The Historical Institutional Abuse Inquiry could face a challenge from lawyers representing some of those accused of abuse, the BBC has learned.
The public phase of the inquiry began on Monday and, over 18 months, it will examine allegations of abuse at 13 institutions across Northern Ireland.
Two Catholic orders have already apologised for any abuse by members.
One person accused of abuse is trying to establish if there are grounds for more rights for accused individuals.
That challenge could be to the inquiry itself or through a judicial review in the High Court.
The comments by lawyers for the De La Salle Brothers and Sisters of Nazareth were made on the second day of the inquiry into historical abuse in the care homes and borstals between 1922 and 1995.
A barrister for the Health and Social Care Board said that where it had failed to meet acceptable standards, it offered its apologies to those involved.
Earlier, it was told that some children's homes in Northern Ireland in the 1960s were relics of a bygone era.
Post-war welfare reforms were not adopted by some institutions, the senior counsel to the panel said.
"The evidence suggests that those homes operated as outdated survivors of a bygone age," said Christine Smith QC.
Outlining the context of institutional care in Northern Ireland, she said the status of children historically could be illustrated by the fact that while the RSPCA was set up in 1824, the NSPCC was not set up for another 60 years.
The public hearings stage of the inquiry is being held in Banbridge, County Down.
The inquiry's remit is limited to children's residential institutions in Northern Ireland.

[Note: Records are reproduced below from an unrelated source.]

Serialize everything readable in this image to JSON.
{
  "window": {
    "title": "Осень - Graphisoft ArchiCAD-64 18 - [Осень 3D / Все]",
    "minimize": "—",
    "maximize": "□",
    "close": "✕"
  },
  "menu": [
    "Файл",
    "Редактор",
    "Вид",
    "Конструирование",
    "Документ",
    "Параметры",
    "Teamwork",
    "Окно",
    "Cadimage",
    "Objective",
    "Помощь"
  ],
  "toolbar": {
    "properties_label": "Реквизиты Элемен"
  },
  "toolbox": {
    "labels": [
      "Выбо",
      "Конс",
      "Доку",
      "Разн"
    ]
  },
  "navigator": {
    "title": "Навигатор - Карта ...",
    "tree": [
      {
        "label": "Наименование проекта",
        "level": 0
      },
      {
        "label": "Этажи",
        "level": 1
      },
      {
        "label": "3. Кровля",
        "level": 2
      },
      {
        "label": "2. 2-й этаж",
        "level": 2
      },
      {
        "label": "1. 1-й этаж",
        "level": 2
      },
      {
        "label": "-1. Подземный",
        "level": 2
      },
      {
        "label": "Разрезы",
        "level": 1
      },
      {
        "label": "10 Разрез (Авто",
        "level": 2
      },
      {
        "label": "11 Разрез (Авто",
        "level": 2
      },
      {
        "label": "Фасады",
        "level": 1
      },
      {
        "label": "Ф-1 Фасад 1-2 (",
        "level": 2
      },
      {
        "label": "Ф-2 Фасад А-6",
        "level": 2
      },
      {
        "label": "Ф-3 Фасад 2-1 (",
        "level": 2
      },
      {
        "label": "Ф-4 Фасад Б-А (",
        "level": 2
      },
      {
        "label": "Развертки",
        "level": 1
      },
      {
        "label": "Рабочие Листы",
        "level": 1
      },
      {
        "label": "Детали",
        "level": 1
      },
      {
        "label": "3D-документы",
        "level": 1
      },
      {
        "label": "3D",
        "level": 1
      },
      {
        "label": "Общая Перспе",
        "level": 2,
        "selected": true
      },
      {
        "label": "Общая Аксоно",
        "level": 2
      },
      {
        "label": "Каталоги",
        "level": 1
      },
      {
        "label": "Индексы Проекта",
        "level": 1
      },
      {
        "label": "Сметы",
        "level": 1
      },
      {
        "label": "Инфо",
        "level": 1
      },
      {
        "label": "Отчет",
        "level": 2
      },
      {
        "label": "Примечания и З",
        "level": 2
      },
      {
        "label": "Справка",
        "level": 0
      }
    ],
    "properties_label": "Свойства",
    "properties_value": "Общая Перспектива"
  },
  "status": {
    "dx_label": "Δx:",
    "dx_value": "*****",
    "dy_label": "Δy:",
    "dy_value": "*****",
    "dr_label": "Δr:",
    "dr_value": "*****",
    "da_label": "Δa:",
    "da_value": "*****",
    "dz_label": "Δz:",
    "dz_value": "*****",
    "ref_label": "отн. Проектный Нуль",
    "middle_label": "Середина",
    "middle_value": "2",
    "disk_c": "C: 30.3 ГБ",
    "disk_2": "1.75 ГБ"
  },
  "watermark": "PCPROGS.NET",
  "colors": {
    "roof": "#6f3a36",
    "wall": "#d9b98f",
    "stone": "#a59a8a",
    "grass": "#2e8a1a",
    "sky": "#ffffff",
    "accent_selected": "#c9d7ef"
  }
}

During that time, it is due to hear evidence from more than 300 witnesses, including former residents who claim they were abused as children, the people who ran the institutions, health and social care officials and government representatives.